Researchers also found that ER niacin caused significant side effects that were serious, including some that were unexpected-infections, bleeding in the stomach and brain, and an increased risk of myopathy, according to a press statement.
More than 25,000 patients from the United Kingdom, Scandinavia, and China were recruited for HPS2-THRIVE. All received simvastatin and when required, another cholesterol-lowering drug, ezetimibe. They were randomized to receive either ER niacin with laropiprant in addition to the statin therapy or placebo for 4 years.
Approximately 13.2% of patients who took the ER niacin/laropiprant combination had a heart attack, stroke, or arterial procedure compared with 13.7% of patients in the placebo group. The results were similar to the AIM-HIGH trial of ER niacin alone in 3,400 high-risk patients. That study was stopped early after 3 years because of no beneficial effects.
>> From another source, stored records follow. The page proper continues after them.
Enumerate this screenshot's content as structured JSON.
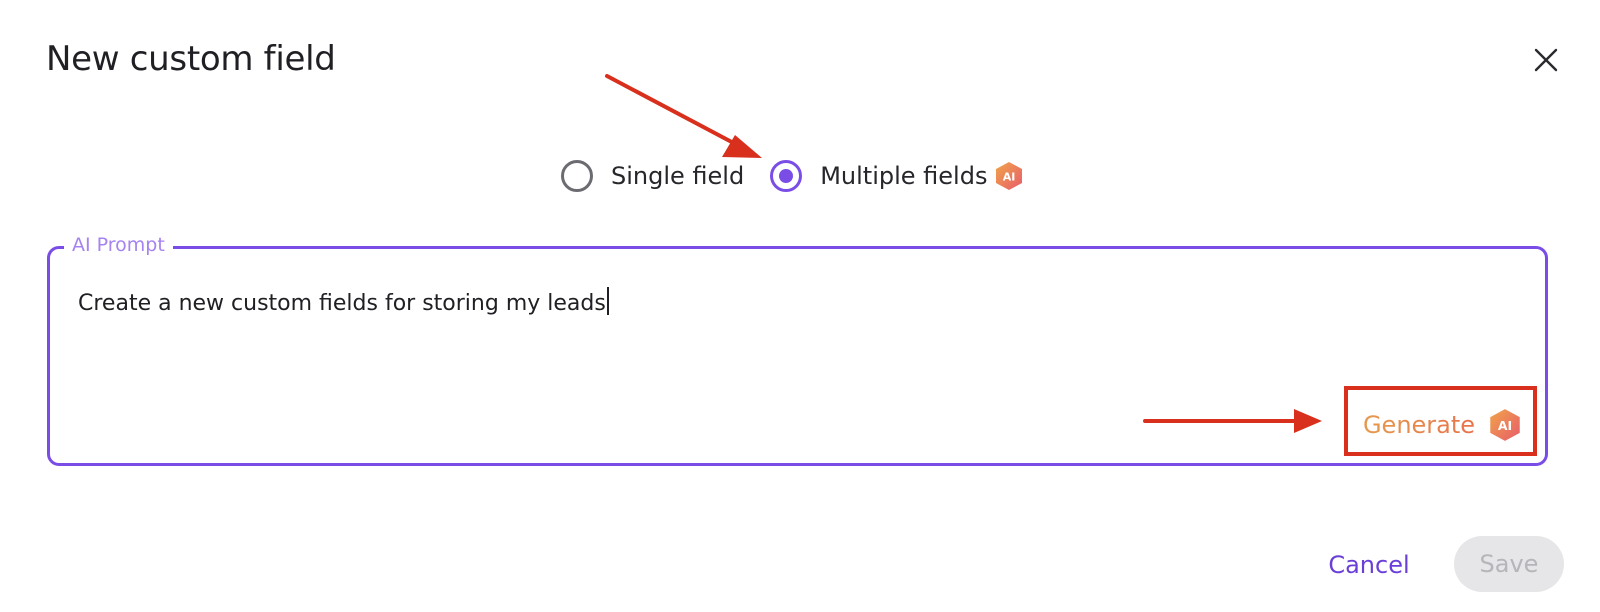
{
  "dialog": {
    "title": "New custom field",
    "close_icon": "close-icon"
  },
  "field_type": {
    "options": [
      {
        "label": "Single field",
        "checked": false
      },
      {
        "label": "Multiple fields",
        "checked": true,
        "badge_icon": "ai-badge-icon"
      }
    ]
  },
  "prompt": {
    "legend": "AI Prompt",
    "value": "Create a new custom fields for storing my leads",
    "generate_label": "Generate",
    "generate_icon": "ai-badge-icon",
    "badge_text": "AI"
  },
  "footer": {
    "cancel_label": "Cancel",
    "save_label": "Save"
  },
  "colors": {
    "accent": "#7a4ee6",
    "generate_gradient_start": "#e59a4e",
    "generate_gradient_end": "#e8734a",
    "annotation_red": "#d8301c",
    "save_disabled_bg": "#e6e6e8",
    "save_disabled_text": "#b5b5ba"
  },
  "annotations": {
    "arrow_icon": "arrow-icon",
    "highlight_box": "highlight-box"
  }
}
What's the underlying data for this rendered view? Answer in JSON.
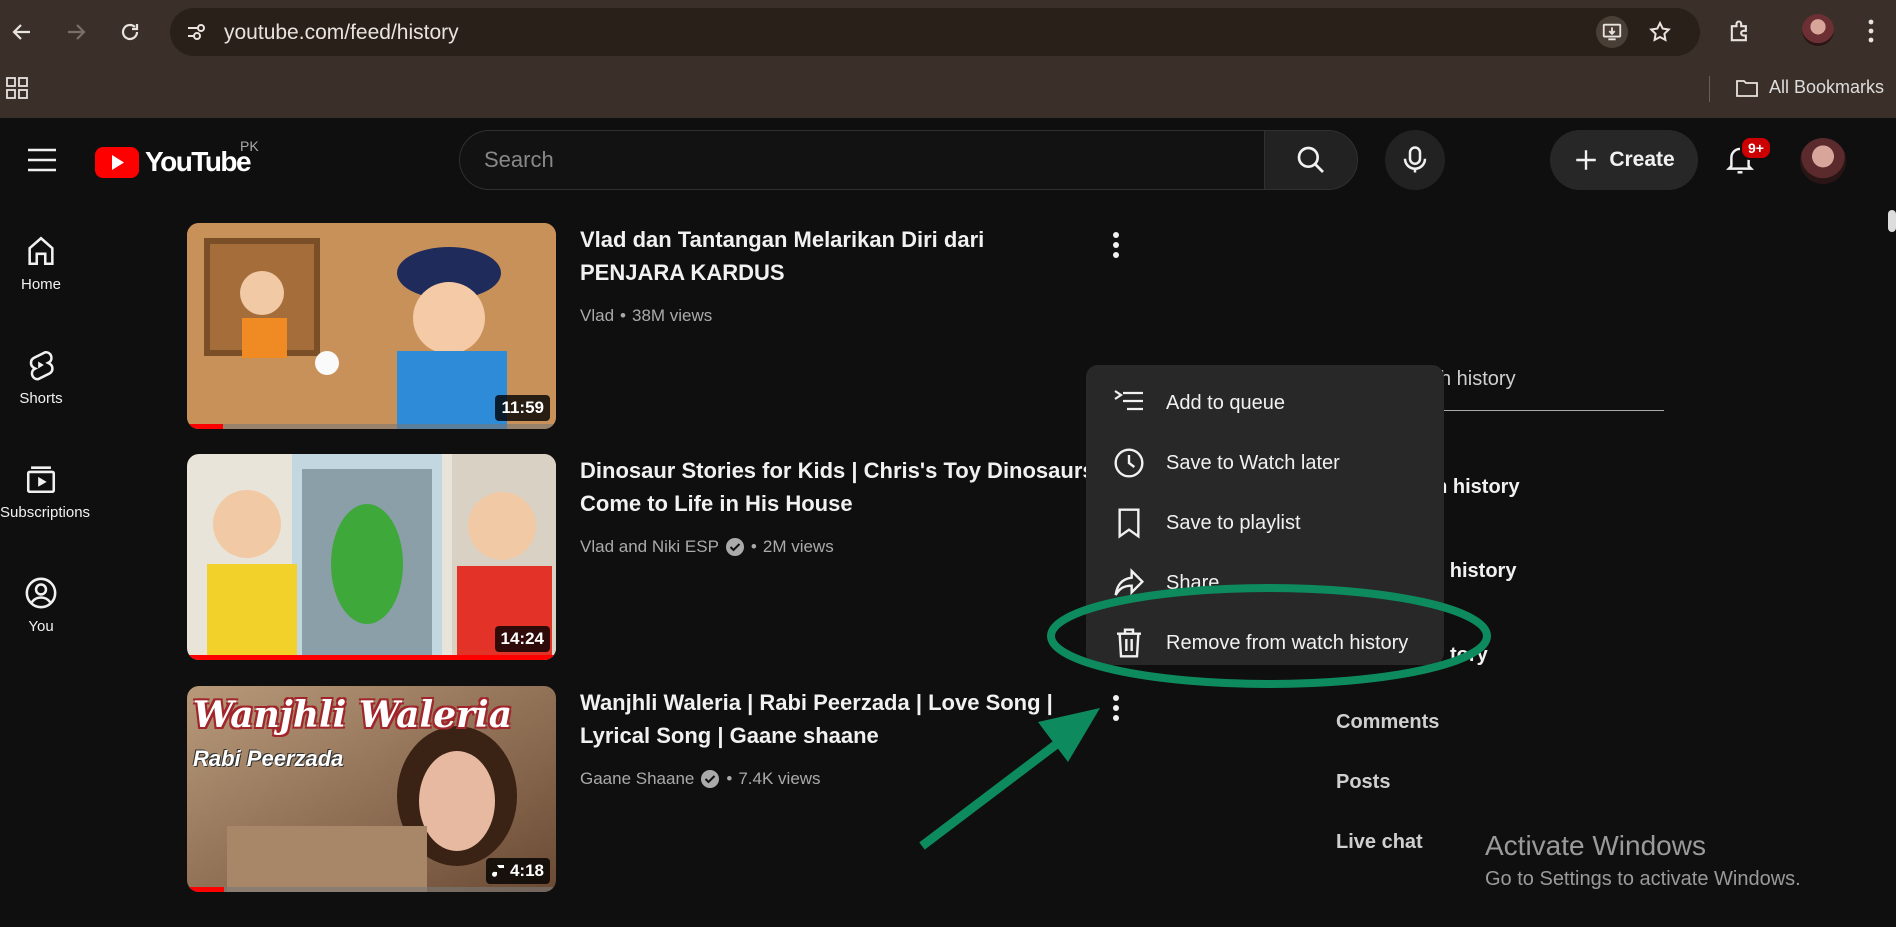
{
  "browser": {
    "url": "youtube.com/feed/history",
    "bookmarks_label": "All Bookmarks"
  },
  "masthead": {
    "logo_text": "YouTube",
    "region": "PK",
    "search_placeholder": "Search",
    "create_label": "Create",
    "notification_count": "9+"
  },
  "sidebar": {
    "items": [
      {
        "label": "Home",
        "icon": "home-icon"
      },
      {
        "label": "Shorts",
        "icon": "shorts-icon"
      },
      {
        "label": "Subscriptions",
        "icon": "subscriptions-icon"
      },
      {
        "label": "You",
        "icon": "you-icon"
      }
    ]
  },
  "videos": [
    {
      "title_line1": "Vlad dan Tantangan Melarikan Diri dari",
      "title_line2": "PENJARA KARDUS",
      "channel": "Vlad",
      "views": "38M views",
      "duration": "11:59",
      "verified": false,
      "watched": 0.08
    },
    {
      "title_line1": "Dinosaur Stories for Kids | Chris's Toy Dinosaurs",
      "title_line2": "Come to Life in His House",
      "channel": "Vlad and Niki ESP",
      "views": "2M views",
      "duration": "14:24",
      "verified": true,
      "watched": 1.0
    },
    {
      "title_line1": "Wanjhli Waleria | Rabi Peerzada | Love Song |",
      "title_line2": "Lyrical Song | Gaane shaane",
      "channel": "Gaane Shaane",
      "views": "7.4K views",
      "duration": "4:18",
      "verified": true,
      "watched": 0.1,
      "thumb_text_1": "Wanjhli Waleria",
      "thumb_text_2": "Rabi Peerzada"
    }
  ],
  "right_panel": {
    "search_partial": "ch history",
    "item1_partial": "ch history",
    "item2_partial": "h history",
    "item3_partial": "tory",
    "comments": "Comments",
    "posts": "Posts",
    "live_chat": "Live chat"
  },
  "context_menu": {
    "items": [
      {
        "label": "Add to queue",
        "icon": "queue-icon"
      },
      {
        "label": "Save to Watch later",
        "icon": "clock-icon"
      },
      {
        "label": "Save to playlist",
        "icon": "bookmark-icon"
      },
      {
        "label": "Share",
        "icon": "share-icon"
      },
      {
        "label": "Remove from watch history",
        "icon": "trash-icon"
      }
    ]
  },
  "watermark": {
    "line1": "Activate Windows",
    "line2": "Go to Settings to activate Windows."
  },
  "colors": {
    "annotation_green": "#0e8a5f",
    "yt_red": "#ff0000"
  }
}
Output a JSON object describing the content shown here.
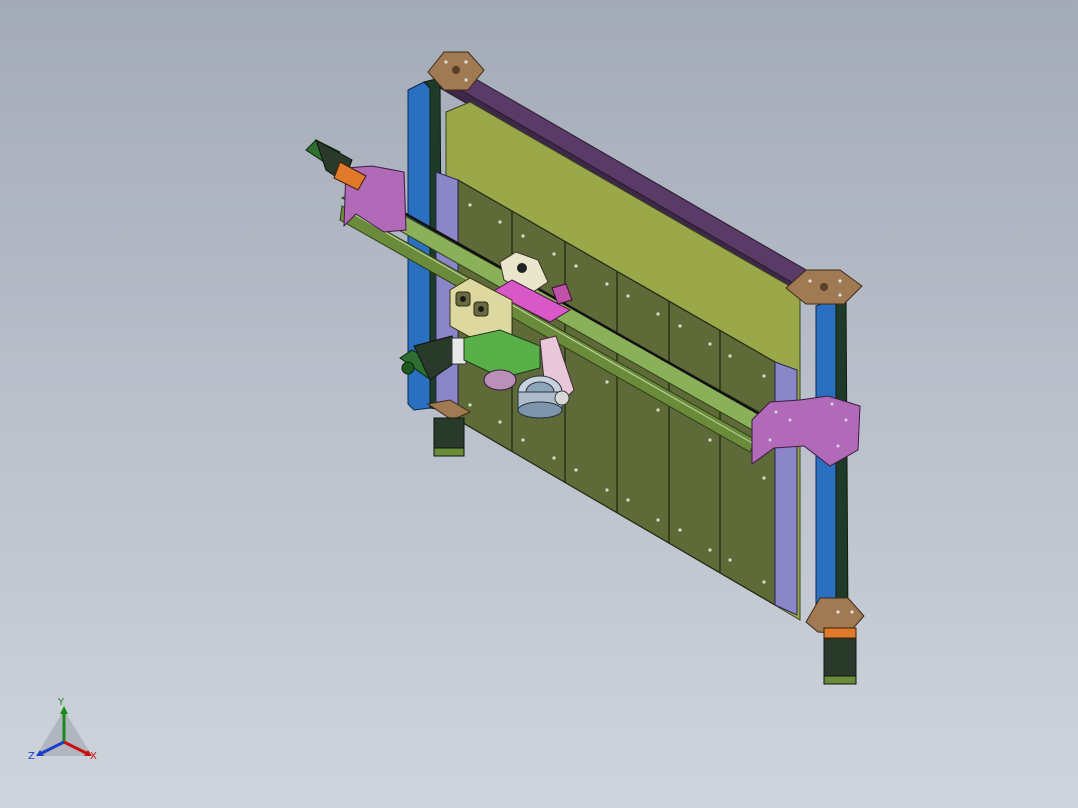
{
  "viewport": {
    "background_top": "#a3abb7",
    "background_bottom": "#cfd4dc"
  },
  "model": {
    "parts": [
      "cnc-gantry-frame",
      "stepper-motor",
      "linear-rail",
      "spindle",
      "mounting-plate"
    ],
    "colors": {
      "back_panel": "#9aa84a",
      "panels": "#5e6a38",
      "frame_blue": "#2a6fc0",
      "frame_violet": "#8a86c8",
      "bracket_pink": "#b06ab8",
      "corner_plate": "#a07a52",
      "motor": "#2a3a2a",
      "rail": "#7a9a48"
    }
  },
  "triad": {
    "x_label": "X",
    "y_label": "Y",
    "z_label": "Z",
    "x_color": "#c81010",
    "y_color": "#1a8a1a",
    "z_color": "#1a3fc8"
  }
}
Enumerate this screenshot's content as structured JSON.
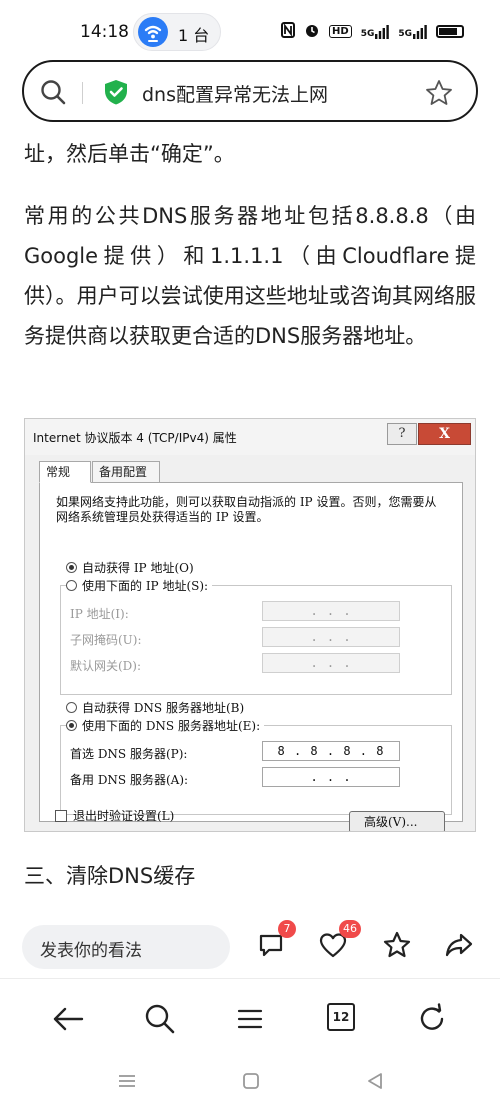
{
  "status_bar": {
    "time": "14:18",
    "hotspot_count": "1 台",
    "icons": [
      "nfc-icon",
      "alarm-icon",
      "hd-icon",
      "signal-5g-icon",
      "signal-5g-icon",
      "battery-icon"
    ],
    "network_label_1": "5G",
    "network_label_2": "5G",
    "hd_label": "HD"
  },
  "search": {
    "query": "dns配置异常无法上网"
  },
  "article": {
    "top_text": "址，然后单击“确定”。",
    "main_text": "常用的公共DNS服务器地址包括8.8.8.8（由Google提供）和1.1.1.1（由Cloudflare提供）。用户可以尝试使用这些地址或咨询其网络服务提供商以获取更合适的DNS服务器地址。",
    "section_heading": "三、清除DNS缓存"
  },
  "dialog": {
    "title": "Internet 协议版本 4 (TCP/IPv4) 属性",
    "help": "?",
    "close": "X",
    "tab_general": "常规",
    "tab_alternate": "备用配置",
    "description": "如果网络支持此功能，则可以获取自动指派的 IP 设置。否则，您需要从网络系统管理员处获得适当的 IP 设置。",
    "auto_ip": "自动获得 IP 地址(O)",
    "manual_ip": "使用下面的 IP 地址(S):",
    "ip_label": "IP 地址(I):",
    "mask_label": "子网掩码(U):",
    "gateway_label": "默认网关(D):",
    "empty_ip": ".   .   .",
    "auto_dns": "自动获得 DNS 服务器地址(B)",
    "manual_dns": "使用下面的 DNS 服务器地址(E):",
    "preferred_dns_label": "首选 DNS 服务器(P):",
    "preferred_dns_value": "8 . 8 . 8 . 8",
    "alternate_dns_label": "备用 DNS 服务器(A):",
    "alternate_dns_value": ".   .   .",
    "validate_label": "退出时验证设置(L)",
    "advanced_button": "高级(V)..."
  },
  "comment_bar": {
    "placeholder": "发表你的看法",
    "comment_count": "7",
    "like_count": "46"
  },
  "browser_nav": {
    "tab_count": "12"
  }
}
Similar side effects that are known with niacin occurred in patients during the AIM-HIGH study.
“The use of niacin for the prevention of cardiovascular events should now be reconsidered,” said Jane Armitage, the principal investigator and professor at Oxford University’s Clinical Trial Service Unit. “The HPS2-THRIVE trial shows that niacin causes significant hazards and does not reduce the number of people suffering heart attacks and strokes when added to treatments, such as cholesterol-lowering statin therapy, which are known to be safe and effective.”
HPS2-THRIVE was funded by a grant to Oxford University from Merck & Co., which supplied the ER niacin/laropiprant and matching placebo medications, as well as the statin therapy.
Merck said in late December 2012 that it did not plan to take the drug before the FDA to gain approval when the failure of niacin in the HPS2-THRIVE study was first announced.